I started off with slow fire using both strong and weak-handed grip. The felt recoil was very mild due to the low bore axis of the weapon. The aggressive texture kept it firmly in my hands. Accuracy was outstanding at combat ranges. When I practiced the fundamentals, my shot hit the steel.
The trigger was another story. I was pulling my first shot due to the binding, which was very frustrating. Trigger reset was very short, which was the saving grace. I had little to no issues with follow-up shots. I started to notice after 100 rounds the trigger started to feel less gritty, though the binding issue unfortunately persisted.
The flared magwell made reloads very easy to do. The magazines dropped free regardless of how dirty they got. Both the mag and slide release were very tight. I normally powerstroke on reloads, but for this session I used the slide release only for reloads. As the session progressed, the mag release and slide catch smoothed out and became easier to use. The P10C was designed to release the slide if the shooter slams the magazine during reloads. I do not like this, nor would I depend on it in dangerous situations. After 300 rounds, I called it a day and went home. Upon field stripping, the gun was cleaned and lubed. No unusual wear was found after the initial session.
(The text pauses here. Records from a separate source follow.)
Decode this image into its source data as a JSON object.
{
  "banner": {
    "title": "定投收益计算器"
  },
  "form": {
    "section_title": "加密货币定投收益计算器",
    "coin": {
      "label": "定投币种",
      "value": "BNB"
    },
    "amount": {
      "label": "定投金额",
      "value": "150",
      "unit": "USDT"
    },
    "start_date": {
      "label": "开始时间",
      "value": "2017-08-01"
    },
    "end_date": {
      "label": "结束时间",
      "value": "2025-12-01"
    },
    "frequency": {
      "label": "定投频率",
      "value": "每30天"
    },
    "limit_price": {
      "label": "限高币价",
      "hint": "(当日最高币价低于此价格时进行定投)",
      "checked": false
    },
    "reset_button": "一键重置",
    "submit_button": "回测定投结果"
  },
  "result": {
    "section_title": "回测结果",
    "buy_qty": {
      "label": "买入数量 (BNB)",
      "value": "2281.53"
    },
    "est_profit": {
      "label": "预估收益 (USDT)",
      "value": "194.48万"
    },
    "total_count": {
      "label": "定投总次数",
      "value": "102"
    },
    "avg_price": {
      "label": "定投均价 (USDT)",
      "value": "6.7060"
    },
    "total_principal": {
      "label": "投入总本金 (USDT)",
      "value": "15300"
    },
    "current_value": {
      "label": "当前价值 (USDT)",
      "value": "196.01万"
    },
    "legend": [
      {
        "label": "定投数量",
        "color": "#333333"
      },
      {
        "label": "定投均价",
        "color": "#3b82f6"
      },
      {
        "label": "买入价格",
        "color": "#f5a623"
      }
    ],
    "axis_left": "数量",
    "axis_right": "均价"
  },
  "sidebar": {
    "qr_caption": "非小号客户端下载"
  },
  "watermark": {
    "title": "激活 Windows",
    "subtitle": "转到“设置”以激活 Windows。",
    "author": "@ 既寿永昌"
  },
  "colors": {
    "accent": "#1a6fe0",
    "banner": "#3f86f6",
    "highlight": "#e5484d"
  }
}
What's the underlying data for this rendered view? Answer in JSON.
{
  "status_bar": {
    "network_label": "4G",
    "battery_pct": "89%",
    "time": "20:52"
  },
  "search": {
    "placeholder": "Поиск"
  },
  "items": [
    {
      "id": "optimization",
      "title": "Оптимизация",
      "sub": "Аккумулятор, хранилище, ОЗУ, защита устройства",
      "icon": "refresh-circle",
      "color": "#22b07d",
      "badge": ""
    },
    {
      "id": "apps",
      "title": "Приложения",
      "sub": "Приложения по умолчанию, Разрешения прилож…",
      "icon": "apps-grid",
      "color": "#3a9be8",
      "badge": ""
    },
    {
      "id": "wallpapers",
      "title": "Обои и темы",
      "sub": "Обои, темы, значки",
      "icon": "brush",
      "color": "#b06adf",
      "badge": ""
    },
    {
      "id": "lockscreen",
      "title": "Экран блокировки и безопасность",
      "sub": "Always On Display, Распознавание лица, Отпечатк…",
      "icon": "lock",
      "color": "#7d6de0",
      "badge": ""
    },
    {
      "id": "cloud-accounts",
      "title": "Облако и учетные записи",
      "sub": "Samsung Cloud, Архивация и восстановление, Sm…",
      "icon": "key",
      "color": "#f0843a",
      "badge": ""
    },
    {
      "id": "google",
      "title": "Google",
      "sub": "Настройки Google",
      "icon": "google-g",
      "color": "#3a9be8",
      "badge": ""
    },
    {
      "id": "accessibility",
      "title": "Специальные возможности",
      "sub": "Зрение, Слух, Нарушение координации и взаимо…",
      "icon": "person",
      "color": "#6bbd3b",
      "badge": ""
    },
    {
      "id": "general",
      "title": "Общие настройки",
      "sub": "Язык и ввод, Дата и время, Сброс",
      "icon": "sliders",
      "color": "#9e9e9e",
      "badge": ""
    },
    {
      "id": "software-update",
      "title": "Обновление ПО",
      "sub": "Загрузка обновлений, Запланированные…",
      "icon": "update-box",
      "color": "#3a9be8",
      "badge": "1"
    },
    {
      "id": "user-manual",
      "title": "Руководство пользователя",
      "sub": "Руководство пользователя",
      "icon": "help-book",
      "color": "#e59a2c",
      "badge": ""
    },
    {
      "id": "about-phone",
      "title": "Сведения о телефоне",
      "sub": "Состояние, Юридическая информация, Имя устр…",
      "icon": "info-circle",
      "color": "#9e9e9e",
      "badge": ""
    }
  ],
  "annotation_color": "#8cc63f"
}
For my next range session, I wanted to kick it up a notch. I ordered the Litepath chest rig from 2aholster.com. Chest-carry is my preferred method due to the comfort and versatility of the design. Some have stated the P10C is compatible with Glock 19 holsters. I had no luck with any of my holsters, so I suggest buying a holster that will properly fit the weapon.
For this session, I focused on drills to push the weapon and myself. Mozambique drills went well with the weapon. Though the trigger did cause quite a few shots to go low, into the Pelvic girdle, the low bore axis combined with the aggressive grip and short trigger reset made follow up shots very easy. Recoil on this weapon is very light compared to other makes on the market. Conducting Dozier drills, I found the sights quick to pick up while transitioning from target to target. The trigger bind was very noticeable while performing double taps, causing the first shot to go low or miss entirely, which caused a lot of frustration. The low recoil made the P10C a pleasure to shoot for all day sessions.
I coated my hands in mineral oil to see just how well the texturing would perform. I had no issues with control or manipulation of the weapon. Reliability wasn’t an issue with the P10C. It functioned after being dropped in sand and snow. I made numerous attempts to get it to malfunction by limp wristing. I even tried heavily rusted steel-cased ammo, which cycled with no issues. Various lights were used during testing; all fit the rail without issue. In total, 1.8k rounds were fired during the test.
Would I recommend the P10C to friends or family? No, even though the weapon was 100% reliable, the flaw in the trigger safety causing it to bind concerns me enough that I wouldn’t trust my life to it. This is a serious issue, and it needs to be corrected at the factory, as I feel it could cost someone their life in a dangerous situation.
CZ did a great job with the ergonomics and keeping the MSRP affordable. It is not the “Glock Killer” that shills in the gun media like to claim. I do feel if the trigger safety is improved, the P10C will have the potential to be a serious competitor on the market.
In memory of Chris “Nikita” Blake, Brown Water Sailor. “Proud Brave Reliable”
Greg Chabot is an Iraq Combat Veteran freelancer, writing from New Hampshire.